### EXERCISE OBJECTIVE
With the images left out, print all of the records below exactly.

### EXTRACTED ENTRIES
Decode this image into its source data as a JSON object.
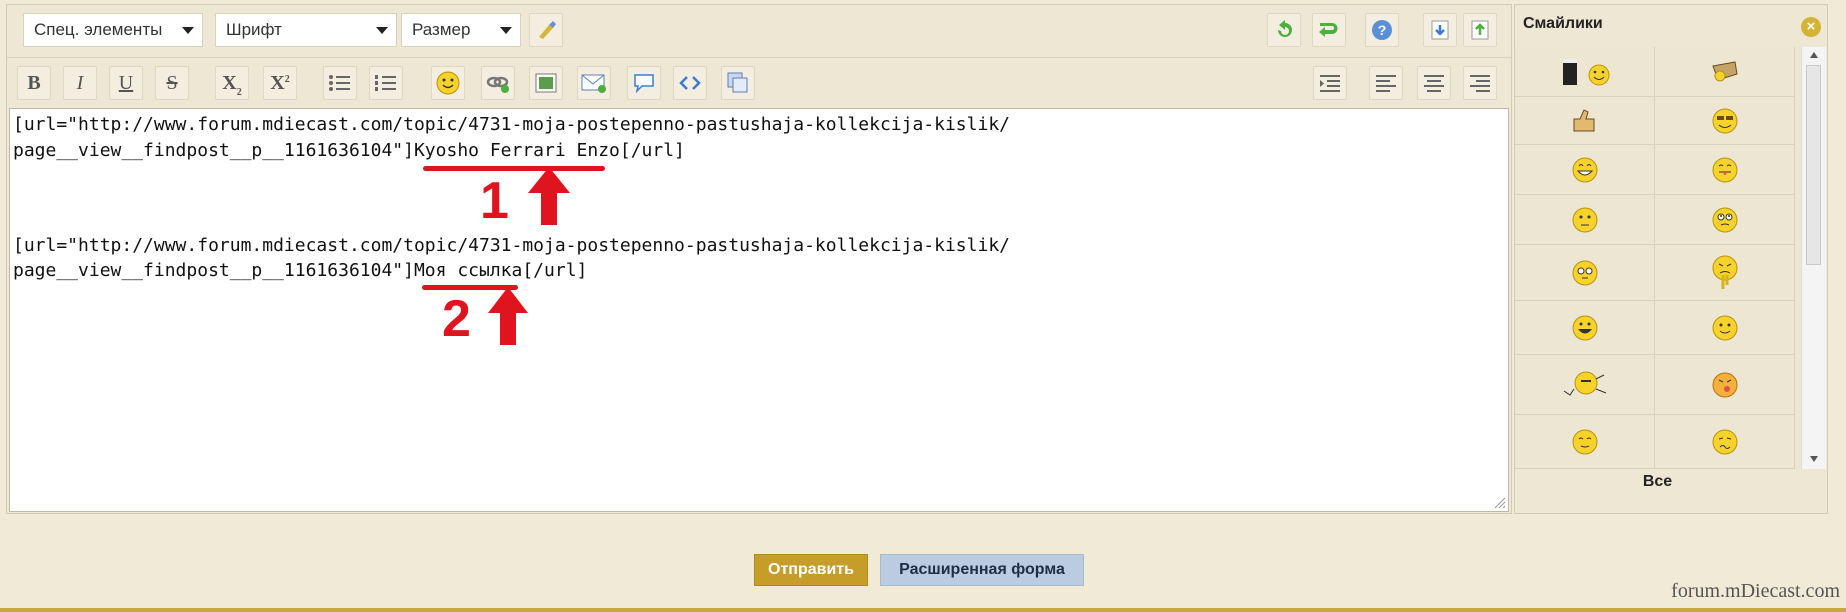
{
  "toolbar": {
    "dropdowns": [
      "Спец. элементы",
      "Шрифт",
      "Размер"
    ],
    "icons_row1": [
      "brush-icon",
      "undo-icon",
      "redo-icon",
      "help-icon",
      "download-icon",
      "upload-icon"
    ],
    "icons_row2": [
      "bold-icon",
      "italic-icon",
      "underline-icon",
      "strikethrough-icon",
      "subscript-icon",
      "superscript-icon",
      "bulleted-list-icon",
      "numbered-list-icon",
      "emoticon-icon",
      "link-icon",
      "image-icon",
      "email-icon",
      "quote-icon",
      "code-icon",
      "media-icon",
      "indent-icon",
      "align-left-icon",
      "align-center-icon",
      "align-right-icon"
    ],
    "bold": "B",
    "italic": "I",
    "underline": "U",
    "strike": "S",
    "sub_base": "X",
    "sub": "2",
    "sup_base": "X",
    "sup": "2"
  },
  "editor": {
    "line1": "[url=\"http://www.forum.mdiecast.com/topic/4731-moja-postepenno-pastushaja-kollekcija-kislik/",
    "line2_prefix": "page__view__findpost__p__1161636104\"]",
    "line2_link": "Kyosho Ferrari Enzo",
    "line2_suffix": "[/url]",
    "line3": "[url=\"http://www.forum.mdiecast.com/topic/4731-moja-postepenno-pastushaja-kollekcija-kislik/",
    "line4_prefix": "page__view__findpost__p__1161636104\"]",
    "line4_link": "Моя ссылка",
    "line4_suffix": "[/url]",
    "annotation1": "1",
    "annotation2": "2"
  },
  "smileys": {
    "title": "Смайлики",
    "close": "×",
    "all_label": "Все",
    "items": [
      [
        "beer-smiley-icon",
        "map-smiley-icon"
      ],
      [
        "thumbs-up-smiley-icon",
        "cool-smiley-icon"
      ],
      [
        "grin-smiley-icon",
        "tongue-smiley-icon"
      ],
      [
        "neutral-smiley-icon",
        "rolling-eyes-smiley-icon"
      ],
      [
        "wink-smiley-icon",
        "sick-smiley-icon"
      ],
      [
        "laugh-smiley-icon",
        "smile-smiley-icon"
      ],
      [
        "running-smiley-icon",
        "angry-smiley-icon"
      ],
      [
        "happy-smiley-icon",
        "confused-smiley-icon"
      ]
    ]
  },
  "buttons": {
    "send": "Отправить",
    "advanced": "Расширенная форма"
  },
  "watermark": "forum.mDiecast.com",
  "colors": {
    "accent_red": "#e0141e",
    "send_button": "#c79d2a",
    "advanced_button": "#bccce0",
    "smiley_yellow": "#f7d22a"
  }
}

### RESPONSE TO THIS EXERCISE
Decode this image into its source data as a JSON object.
{
  "toolbar": {
    "dropdowns": [
      "Спец. элементы",
      "Шрифт",
      "Размер"
    ],
    "icons_row1": [
      "brush-icon",
      "undo-icon",
      "redo-icon",
      "help-icon",
      "download-icon",
      "upload-icon"
    ],
    "icons_row2": [
      "bold-icon",
      "italic-icon",
      "underline-icon",
      "strikethrough-icon",
      "subscript-icon",
      "superscript-icon",
      "bulleted-list-icon",
      "numbered-list-icon",
      "emoticon-icon",
      "link-icon",
      "image-icon",
      "email-icon",
      "quote-icon",
      "code-icon",
      "media-icon",
      "indent-icon",
      "align-left-icon",
      "align-center-icon",
      "align-right-icon"
    ],
    "bold": "B",
    "italic": "I",
    "underline": "U",
    "strike": "S",
    "sub_base": "X",
    "sub": "2",
    "sup_base": "X",
    "sup": "2"
  },
  "editor": {
    "line1": "[url=\"http://www.forum.mdiecast.com/topic/4731-moja-postepenno-pastushaja-kollekcija-kislik/",
    "line2_prefix": "page__view__findpost__p__1161636104\"]",
    "line2_link": "Kyosho Ferrari Enzo",
    "line2_suffix": "[/url]",
    "line3": "[url=\"http://www.forum.mdiecast.com/topic/4731-moja-postepenno-pastushaja-kollekcija-kislik/",
    "line4_prefix": "page__view__findpost__p__1161636104\"]",
    "line4_link": "Моя ссылка",
    "line4_suffix": "[/url]",
    "annotation1": "1",
    "annotation2": "2"
  },
  "smileys": {
    "title": "Смайлики",
    "close": "×",
    "all_label": "Все",
    "items": [
      [
        "beer-smiley-icon",
        "map-smiley-icon"
      ],
      [
        "thumbs-up-smiley-icon",
        "cool-smiley-icon"
      ],
      [
        "grin-smiley-icon",
        "tongue-smiley-icon"
      ],
      [
        "neutral-smiley-icon",
        "rolling-eyes-smiley-icon"
      ],
      [
        "wink-smiley-icon",
        "sick-smiley-icon"
      ],
      [
        "laugh-smiley-icon",
        "smile-smiley-icon"
      ],
      [
        "running-smiley-icon",
        "angry-smiley-icon"
      ],
      [
        "happy-smiley-icon",
        "confused-smiley-icon"
      ]
    ]
  },
  "buttons": {
    "send": "Отправить",
    "advanced": "Расширенная форма"
  },
  "watermark": "forum.mDiecast.com",
  "colors": {
    "accent_red": "#e0141e",
    "send_button": "#c79d2a",
    "advanced_button": "#bccce0",
    "smiley_yellow": "#f7d22a"
  }
}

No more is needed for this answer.